YOUR GOAL
Everything from the line with "Read all visible content and emit it as JSON." to the end of the entries should be set down exactly, except the pictures.

(THE DATA)

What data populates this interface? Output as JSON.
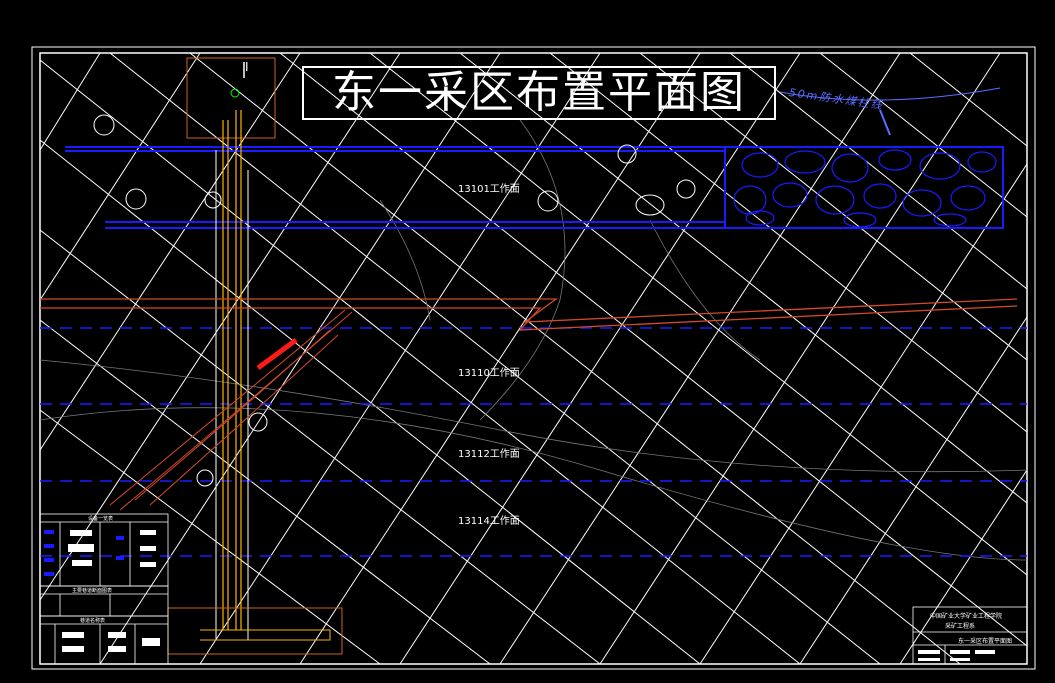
{
  "title": "东一采区布置平面图",
  "river_label": "50m防水煤柱线",
  "faces": [
    {
      "id": "f1",
      "label": "13101工作面"
    },
    {
      "id": "f2",
      "label": "13110工作面"
    },
    {
      "id": "f3",
      "label": "13112工作面"
    },
    {
      "id": "f4",
      "label": "13114工作面"
    }
  ],
  "shaft_label": "I",
  "legend": {
    "table1_title": "设备一览表",
    "table2_title": "主要巷道断面图表",
    "table3_title": "巷道名称表"
  },
  "title_block": {
    "school": "中国矿业大学矿业工程学院",
    "dept": "采矿工程系",
    "drawing": "东一采区布置平面图"
  },
  "colors": {
    "background": "#000000",
    "frame": "#ffffff",
    "roadway": "#1a1aff",
    "shaft": "#ffb400",
    "fault": "#d24a2a",
    "grid": "#ffffff"
  }
}
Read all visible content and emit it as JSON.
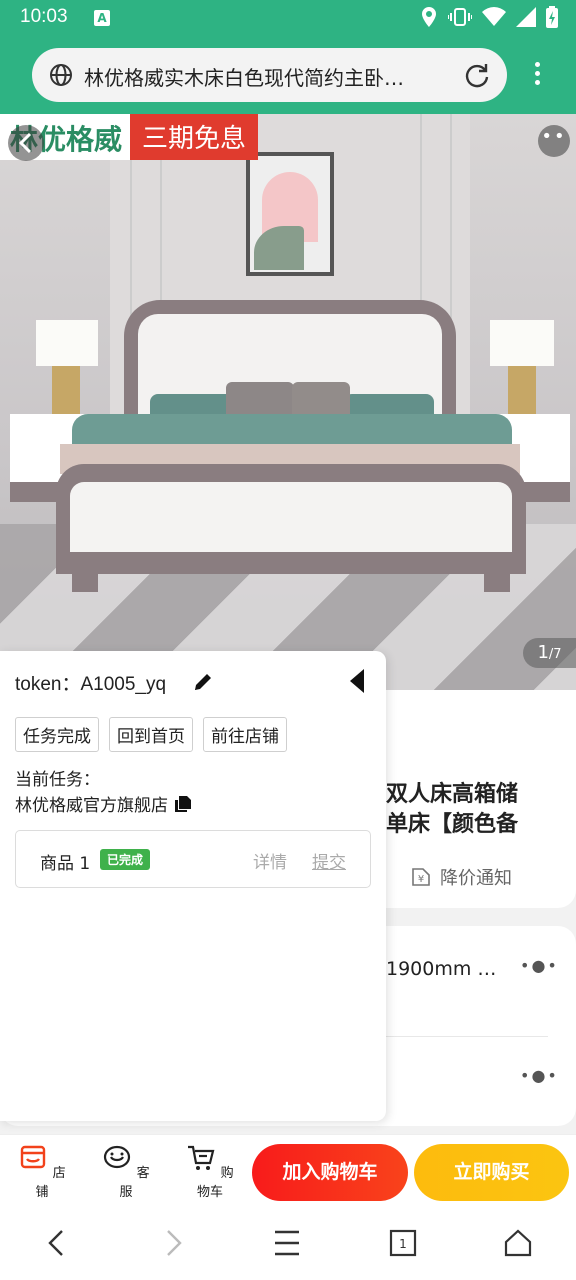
{
  "status": {
    "time": "10:03",
    "badge": "A"
  },
  "browser": {
    "url_title": "林优格威实木床白色现代简约主卧…"
  },
  "hero": {
    "brand": "林优格威",
    "promo": "三期免息",
    "counter_current": "1",
    "counter_total": "/7"
  },
  "product": {
    "title_line1": "双人床高箱储",
    "title_line2": "单床【颜色备",
    "price_notify": "降价通知",
    "spec": "1900mm …"
  },
  "panel": {
    "token_label": "token：",
    "token_value": "A1005_yq",
    "buttons": [
      "任务完成",
      "回到首页",
      "前往店铺"
    ],
    "current_task_label": "当前任务：",
    "store_name": "林优格威官方旗舰店",
    "task": {
      "name": "商品 1",
      "status": "已完成",
      "detail": "详情",
      "submit": "提交"
    }
  },
  "actionbar": {
    "store": "店铺",
    "service": "客服",
    "cart": "购物车",
    "add_to_cart": "加入购物车",
    "buy_now": "立即购买"
  },
  "colors": {
    "brand_green": "#2eb383",
    "cart_red": "#f81b1b",
    "buy_yellow": "#fdbb0d",
    "done_green": "#3fb14b"
  }
}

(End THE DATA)

ANSWER BELOW
Read all visible content and emit it as JSON.
{
  "status": {
    "time": "10:03",
    "badge": "A"
  },
  "browser": {
    "url_title": "林优格威实木床白色现代简约主卧…"
  },
  "hero": {
    "brand": "林优格威",
    "promo": "三期免息",
    "counter_current": "1",
    "counter_total": "/7"
  },
  "product": {
    "title_line1": "双人床高箱储",
    "title_line2": "单床【颜色备",
    "price_notify": "降价通知",
    "spec": "1900mm …"
  },
  "panel": {
    "token_label": "token：",
    "token_value": "A1005_yq",
    "buttons": [
      "任务完成",
      "回到首页",
      "前往店铺"
    ],
    "current_task_label": "当前任务：",
    "store_name": "林优格威官方旗舰店",
    "task": {
      "name": "商品 1",
      "status": "已完成",
      "detail": "详情",
      "submit": "提交"
    }
  },
  "actionbar": {
    "store": "店铺",
    "service": "客服",
    "cart": "购物车",
    "add_to_cart": "加入购物车",
    "buy_now": "立即购买"
  },
  "colors": {
    "brand_green": "#2eb383",
    "cart_red": "#f81b1b",
    "buy_yellow": "#fdbb0d",
    "done_green": "#3fb14b"
  }
}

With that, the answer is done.